If the client is entitled to the telephone allowance:
Allow the cost of the basic minimum plan (cellular or land line) as verified by the telephone company. Do not include excess charges such as upgrades, and extra minutes.
If a customer has both cellular and land line service, allow the least costly (minimum) basic monthly local service charge.
If the client is in a shared living arrangement and is entitled to the telephone allowance, prorate the telephone allowance among the number of persons living in the shared arrangement.
Example 1: Mr. E, an AABD client, moves into his brother's house. Mr. E pays his brother a flat amount and has a separate living arrangement from his brother. Mr. E needs a telephone because of his illness. He has access to his brother's telephone. Mr. E is not entitled to a telephone allowance.
Example 2: Ms. F, an AABD client, lives in a boarding house. There is a public pay phone in the lobby of the house. Ms. F needs a telephone because of her medical condition. Ms. F has access to the public pay phone. Ms. F is not entitled to a telephone allowance.
Example 3: Ms. G, an AABD client, moves in with her parents. Her parents do not have a telephone. Ms. G pays a flat fee to live with her parents. They do not share household expenses. Ms. G has a separate living arrangement. Because of her medical condition, Ms. G has telephone service installed in her name. Allow the monthly cost of basic local telephone service in Ms. G's cash assistance standard.
Example 4: Mr. and Mrs. H reside alone and pay for monthly telephone service. Both are AABD Cash clients and in need of a telephone because of their medical conditions. Prorate the telephone allowance and allow each 1/2 of the monthly basic local telephone service charge.
Example 5: Mr. and Mrs. I reside alone and pay for monthly telephone service. Mr. I is an AABD client in need of a telephone because of his medical condition. Mrs. I is not an AABD client and has no income.
Prorate the telephone allowance as follows:
Allow Mr. I 1/2 of the allowance for his needs.
In determining the amount of Mr. I's income to divert to Mrs. I's needs, allow 1/2 of the allowance for her needs.
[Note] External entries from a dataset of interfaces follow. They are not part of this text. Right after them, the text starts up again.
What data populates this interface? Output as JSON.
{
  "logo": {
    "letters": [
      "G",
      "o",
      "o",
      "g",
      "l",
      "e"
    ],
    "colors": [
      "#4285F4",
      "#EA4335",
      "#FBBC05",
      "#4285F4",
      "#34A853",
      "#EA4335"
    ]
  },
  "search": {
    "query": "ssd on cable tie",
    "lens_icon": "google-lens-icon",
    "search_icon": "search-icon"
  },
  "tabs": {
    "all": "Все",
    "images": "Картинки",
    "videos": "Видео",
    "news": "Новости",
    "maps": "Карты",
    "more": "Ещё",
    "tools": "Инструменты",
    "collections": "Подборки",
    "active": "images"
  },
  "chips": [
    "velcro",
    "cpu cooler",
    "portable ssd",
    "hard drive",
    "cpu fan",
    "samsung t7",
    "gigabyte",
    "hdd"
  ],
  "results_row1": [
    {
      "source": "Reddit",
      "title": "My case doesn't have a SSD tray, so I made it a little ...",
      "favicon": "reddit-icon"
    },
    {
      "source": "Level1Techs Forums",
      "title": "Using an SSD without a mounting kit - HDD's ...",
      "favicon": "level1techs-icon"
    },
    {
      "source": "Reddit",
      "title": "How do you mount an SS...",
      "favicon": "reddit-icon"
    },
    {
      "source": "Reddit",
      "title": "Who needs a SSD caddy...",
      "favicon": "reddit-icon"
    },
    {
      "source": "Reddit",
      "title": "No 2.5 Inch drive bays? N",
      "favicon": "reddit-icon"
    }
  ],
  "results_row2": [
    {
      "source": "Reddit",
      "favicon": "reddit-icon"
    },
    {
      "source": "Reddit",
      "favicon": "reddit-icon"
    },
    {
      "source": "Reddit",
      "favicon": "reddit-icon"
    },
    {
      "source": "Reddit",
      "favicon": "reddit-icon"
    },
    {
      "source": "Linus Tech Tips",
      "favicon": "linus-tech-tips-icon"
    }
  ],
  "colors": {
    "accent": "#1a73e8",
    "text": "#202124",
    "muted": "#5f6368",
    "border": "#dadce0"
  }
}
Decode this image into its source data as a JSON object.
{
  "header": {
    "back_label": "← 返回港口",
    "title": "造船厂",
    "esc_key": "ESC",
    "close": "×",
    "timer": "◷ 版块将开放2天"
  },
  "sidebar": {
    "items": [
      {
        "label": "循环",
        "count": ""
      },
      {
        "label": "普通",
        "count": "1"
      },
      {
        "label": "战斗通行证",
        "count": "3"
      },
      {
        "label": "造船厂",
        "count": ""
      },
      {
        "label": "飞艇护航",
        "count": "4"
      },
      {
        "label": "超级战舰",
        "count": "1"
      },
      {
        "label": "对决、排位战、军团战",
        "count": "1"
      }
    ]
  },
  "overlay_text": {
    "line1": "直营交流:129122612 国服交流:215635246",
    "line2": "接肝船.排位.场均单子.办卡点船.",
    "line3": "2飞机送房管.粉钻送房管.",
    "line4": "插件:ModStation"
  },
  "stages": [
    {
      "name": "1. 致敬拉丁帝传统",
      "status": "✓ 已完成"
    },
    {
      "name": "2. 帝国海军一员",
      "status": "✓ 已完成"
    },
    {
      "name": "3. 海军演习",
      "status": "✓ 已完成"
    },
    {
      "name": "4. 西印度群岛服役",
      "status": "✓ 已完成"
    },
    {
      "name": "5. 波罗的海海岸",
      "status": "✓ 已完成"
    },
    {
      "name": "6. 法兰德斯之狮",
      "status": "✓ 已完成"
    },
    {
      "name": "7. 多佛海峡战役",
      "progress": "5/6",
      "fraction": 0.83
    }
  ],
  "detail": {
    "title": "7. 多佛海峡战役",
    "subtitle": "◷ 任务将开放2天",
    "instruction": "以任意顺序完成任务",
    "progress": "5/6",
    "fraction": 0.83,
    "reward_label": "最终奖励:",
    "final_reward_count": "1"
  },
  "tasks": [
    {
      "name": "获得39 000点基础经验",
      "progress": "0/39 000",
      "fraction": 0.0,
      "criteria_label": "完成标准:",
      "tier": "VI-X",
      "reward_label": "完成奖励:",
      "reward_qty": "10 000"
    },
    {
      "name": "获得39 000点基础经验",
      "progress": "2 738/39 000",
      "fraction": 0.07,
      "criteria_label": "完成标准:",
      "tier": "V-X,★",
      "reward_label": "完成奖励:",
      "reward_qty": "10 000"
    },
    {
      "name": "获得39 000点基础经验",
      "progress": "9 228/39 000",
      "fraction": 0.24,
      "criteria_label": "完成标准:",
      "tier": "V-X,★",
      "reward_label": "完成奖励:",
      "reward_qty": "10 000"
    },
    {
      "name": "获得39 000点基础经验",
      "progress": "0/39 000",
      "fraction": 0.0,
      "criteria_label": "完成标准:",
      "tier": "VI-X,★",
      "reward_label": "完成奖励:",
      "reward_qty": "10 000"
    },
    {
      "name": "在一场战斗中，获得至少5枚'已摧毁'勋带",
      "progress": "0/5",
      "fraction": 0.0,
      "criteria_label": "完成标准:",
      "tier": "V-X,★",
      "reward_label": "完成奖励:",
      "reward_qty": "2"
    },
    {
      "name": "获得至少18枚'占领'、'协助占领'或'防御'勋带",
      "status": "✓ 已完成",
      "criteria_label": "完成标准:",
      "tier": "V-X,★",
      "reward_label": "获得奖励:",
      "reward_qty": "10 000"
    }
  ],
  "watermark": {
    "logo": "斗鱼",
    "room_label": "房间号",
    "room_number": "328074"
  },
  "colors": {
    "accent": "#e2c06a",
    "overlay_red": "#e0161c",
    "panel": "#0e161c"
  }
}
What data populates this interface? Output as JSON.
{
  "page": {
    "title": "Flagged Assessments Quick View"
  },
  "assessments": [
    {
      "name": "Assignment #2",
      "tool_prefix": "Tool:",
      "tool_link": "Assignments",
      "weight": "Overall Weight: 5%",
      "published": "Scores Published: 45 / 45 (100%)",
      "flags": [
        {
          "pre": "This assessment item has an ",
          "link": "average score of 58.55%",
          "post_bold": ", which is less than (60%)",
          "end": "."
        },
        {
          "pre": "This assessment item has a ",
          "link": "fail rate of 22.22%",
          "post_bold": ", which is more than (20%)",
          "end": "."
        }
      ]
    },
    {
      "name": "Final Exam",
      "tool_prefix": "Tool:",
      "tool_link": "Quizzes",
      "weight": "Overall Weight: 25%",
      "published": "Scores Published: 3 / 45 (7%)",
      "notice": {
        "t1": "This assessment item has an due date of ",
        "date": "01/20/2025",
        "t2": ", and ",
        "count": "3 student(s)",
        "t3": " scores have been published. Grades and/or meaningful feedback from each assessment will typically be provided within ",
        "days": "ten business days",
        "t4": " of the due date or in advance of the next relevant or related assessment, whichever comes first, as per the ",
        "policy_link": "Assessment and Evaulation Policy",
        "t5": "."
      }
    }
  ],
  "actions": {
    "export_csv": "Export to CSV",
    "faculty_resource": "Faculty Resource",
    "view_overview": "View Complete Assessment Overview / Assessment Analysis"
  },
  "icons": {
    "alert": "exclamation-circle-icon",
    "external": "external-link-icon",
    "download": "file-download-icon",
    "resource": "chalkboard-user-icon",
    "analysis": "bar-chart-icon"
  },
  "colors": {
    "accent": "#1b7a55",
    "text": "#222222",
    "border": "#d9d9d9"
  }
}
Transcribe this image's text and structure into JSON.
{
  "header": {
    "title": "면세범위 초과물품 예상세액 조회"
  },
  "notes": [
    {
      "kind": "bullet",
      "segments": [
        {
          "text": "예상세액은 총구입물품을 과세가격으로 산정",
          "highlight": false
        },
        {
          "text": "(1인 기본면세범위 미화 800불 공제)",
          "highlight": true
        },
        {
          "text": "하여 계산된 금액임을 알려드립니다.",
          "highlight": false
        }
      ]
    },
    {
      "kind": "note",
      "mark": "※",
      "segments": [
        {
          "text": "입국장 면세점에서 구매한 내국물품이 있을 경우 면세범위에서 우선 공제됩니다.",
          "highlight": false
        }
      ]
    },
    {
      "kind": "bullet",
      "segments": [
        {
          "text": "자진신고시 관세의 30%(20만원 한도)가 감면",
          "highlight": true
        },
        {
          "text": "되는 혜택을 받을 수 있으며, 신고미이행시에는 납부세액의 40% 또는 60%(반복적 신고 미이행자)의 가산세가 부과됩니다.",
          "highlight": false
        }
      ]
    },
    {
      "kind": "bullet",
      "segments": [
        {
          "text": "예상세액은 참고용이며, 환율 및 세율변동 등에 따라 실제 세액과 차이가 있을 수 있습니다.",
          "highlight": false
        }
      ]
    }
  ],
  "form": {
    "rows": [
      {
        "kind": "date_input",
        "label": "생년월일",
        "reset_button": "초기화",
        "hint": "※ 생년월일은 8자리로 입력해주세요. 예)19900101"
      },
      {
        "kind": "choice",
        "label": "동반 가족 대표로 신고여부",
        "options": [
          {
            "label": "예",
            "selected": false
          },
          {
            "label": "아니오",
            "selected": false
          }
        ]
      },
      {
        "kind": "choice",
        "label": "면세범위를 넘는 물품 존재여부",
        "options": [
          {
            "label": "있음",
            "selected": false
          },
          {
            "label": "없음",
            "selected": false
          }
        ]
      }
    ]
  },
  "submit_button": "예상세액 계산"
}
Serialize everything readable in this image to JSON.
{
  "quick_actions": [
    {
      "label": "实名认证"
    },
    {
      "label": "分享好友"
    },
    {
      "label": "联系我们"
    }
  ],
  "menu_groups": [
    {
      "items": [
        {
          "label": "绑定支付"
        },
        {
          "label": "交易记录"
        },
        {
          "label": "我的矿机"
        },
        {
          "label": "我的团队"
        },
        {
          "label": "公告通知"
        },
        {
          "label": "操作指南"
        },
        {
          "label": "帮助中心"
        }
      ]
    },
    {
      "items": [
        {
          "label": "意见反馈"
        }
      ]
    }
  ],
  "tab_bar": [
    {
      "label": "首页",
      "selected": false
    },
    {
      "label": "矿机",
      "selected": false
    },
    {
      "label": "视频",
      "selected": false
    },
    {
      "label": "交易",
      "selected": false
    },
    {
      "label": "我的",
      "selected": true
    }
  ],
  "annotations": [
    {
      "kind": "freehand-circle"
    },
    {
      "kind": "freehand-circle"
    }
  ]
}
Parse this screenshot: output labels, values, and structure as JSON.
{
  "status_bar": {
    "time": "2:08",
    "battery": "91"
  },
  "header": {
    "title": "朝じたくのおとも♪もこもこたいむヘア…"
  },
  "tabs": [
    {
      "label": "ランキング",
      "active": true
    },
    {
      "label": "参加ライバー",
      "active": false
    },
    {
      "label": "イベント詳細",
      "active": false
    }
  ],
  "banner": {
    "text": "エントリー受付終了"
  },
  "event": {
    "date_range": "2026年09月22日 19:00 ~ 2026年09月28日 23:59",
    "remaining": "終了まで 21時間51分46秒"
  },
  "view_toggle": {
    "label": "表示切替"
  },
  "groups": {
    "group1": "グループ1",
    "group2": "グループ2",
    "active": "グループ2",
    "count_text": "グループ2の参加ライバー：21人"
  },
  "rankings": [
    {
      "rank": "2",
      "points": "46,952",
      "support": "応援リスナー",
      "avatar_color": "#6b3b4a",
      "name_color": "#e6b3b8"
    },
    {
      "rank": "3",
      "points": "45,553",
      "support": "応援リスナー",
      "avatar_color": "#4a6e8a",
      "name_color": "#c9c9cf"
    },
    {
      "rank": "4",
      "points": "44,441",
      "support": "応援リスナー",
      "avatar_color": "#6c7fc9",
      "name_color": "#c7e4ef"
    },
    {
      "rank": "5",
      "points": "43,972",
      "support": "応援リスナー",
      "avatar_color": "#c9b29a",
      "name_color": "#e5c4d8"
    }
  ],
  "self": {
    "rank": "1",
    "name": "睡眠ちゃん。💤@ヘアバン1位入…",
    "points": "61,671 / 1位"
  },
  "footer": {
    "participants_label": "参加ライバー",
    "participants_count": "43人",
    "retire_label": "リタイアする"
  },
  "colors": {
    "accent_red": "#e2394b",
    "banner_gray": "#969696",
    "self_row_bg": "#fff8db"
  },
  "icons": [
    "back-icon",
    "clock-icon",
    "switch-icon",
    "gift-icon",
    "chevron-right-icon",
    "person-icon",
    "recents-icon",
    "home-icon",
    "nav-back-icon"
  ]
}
Example 6: Mr. G is applying for AABD cash. He reports that his cell phone bill is $135.00 a month. The caseworker calls the cellular service and finds that the fee for basic minimum service is $29.99 and allows that as the telephone standard.